Her research is in plant metabolic engineering and has included over 34 undergraduates. She was the lead PI on an NSF-funded Research Experience for Undergraduates site focusing on plant biology and has been the lead instructor for the Techniques in Plant Biology summer course at Cold Spring Harbor Laboratories. Having participated in an NSF-funded STEM undergraduate curriculum reform project early in her teaching career, she has taught broadly in the undergraduate curriculum, revamping numerous courses to foster student-active learning and has been an early adopter of instructional technology in the classroom. As a department head she has facilitated the efforts of junior faculty to incorporate evidence-based teaching practices into their teaching portfolios.
University of Massachusetts, Amherst
Gabriela C. Weaver is Vice Provost for Faculty Development, Director of the Center for Teaching and Faculty Development and professor of chemistry at the University of Massachusetts, Amherst.

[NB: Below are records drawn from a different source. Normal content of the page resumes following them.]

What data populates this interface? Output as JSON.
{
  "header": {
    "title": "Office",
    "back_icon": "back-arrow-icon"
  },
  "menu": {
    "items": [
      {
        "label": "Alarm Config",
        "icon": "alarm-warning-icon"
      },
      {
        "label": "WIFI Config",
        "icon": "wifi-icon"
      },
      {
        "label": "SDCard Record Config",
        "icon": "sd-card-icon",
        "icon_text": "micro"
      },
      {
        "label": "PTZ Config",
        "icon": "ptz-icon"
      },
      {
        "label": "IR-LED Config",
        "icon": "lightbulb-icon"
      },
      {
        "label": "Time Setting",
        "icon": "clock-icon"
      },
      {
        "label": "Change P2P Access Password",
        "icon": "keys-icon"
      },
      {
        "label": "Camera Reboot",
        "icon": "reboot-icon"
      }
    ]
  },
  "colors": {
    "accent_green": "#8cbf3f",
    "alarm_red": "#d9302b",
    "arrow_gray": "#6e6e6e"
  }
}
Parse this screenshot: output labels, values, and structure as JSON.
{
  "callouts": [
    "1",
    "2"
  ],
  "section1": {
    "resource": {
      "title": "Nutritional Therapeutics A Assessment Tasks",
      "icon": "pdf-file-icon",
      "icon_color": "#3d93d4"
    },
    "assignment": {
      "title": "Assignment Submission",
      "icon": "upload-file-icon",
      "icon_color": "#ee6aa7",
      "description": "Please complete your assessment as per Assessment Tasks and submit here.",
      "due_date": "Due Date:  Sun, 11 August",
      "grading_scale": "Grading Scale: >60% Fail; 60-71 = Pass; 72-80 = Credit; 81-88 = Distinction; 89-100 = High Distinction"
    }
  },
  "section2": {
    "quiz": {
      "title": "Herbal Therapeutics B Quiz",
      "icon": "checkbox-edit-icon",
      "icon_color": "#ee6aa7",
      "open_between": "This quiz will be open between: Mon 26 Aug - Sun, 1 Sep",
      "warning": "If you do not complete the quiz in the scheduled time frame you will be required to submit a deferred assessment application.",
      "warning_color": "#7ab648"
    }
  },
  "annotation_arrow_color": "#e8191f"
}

Dr. Weaver received her B.S. in Chemistry in 1989 from the California Institute of Technology, and her Ph.D. in Chemical Physics in 1994 from the University of Colorado at Boulder. Dr. Weaver joined the Chemistry faculty at the University of Colorado at Denver in 1994 and joined the Chemistry faculty at Purdue University in 2001, where she served as Associate Head of the department from 2008-2009 and as the Jerry and Rosie Semler Director of the Discovery Learning Research Center from 2008-2014. Dr. Weaver’s research work in science education has focused on using inquiry-based methods for teaching science and on supplementing innovative instruction with technology tools. She has also engaged in work on faculty development and institutional transformation toward institutionalizing research-based teaching practices.
From 2004-2012 she directed the NSF-funded Center for Authentic Science Practice in Education (CASPiE), a consortium of 17 universities and 2-year colleges that developed and implemented a teaching approach to provide 1st and 2nd year undergraduate students with authentic research experiences as part of their laboratory coursework. Initially developed for chemistry, the program is now being adopted in other science disciplines, including biology and atmospheric sciences. Over 5200 students at 17 institutions nationwide and in Australia have been through the program in the last 5 years. The success of the program among several different dimensions of learning and perception has been assessed. New institutions continue to adapt the CASPiE approach – the newest of which is the United States Military Academy at West Point, combining research projects in analytical chemistry, toxicology and chemical engineering through the CASPiE framework.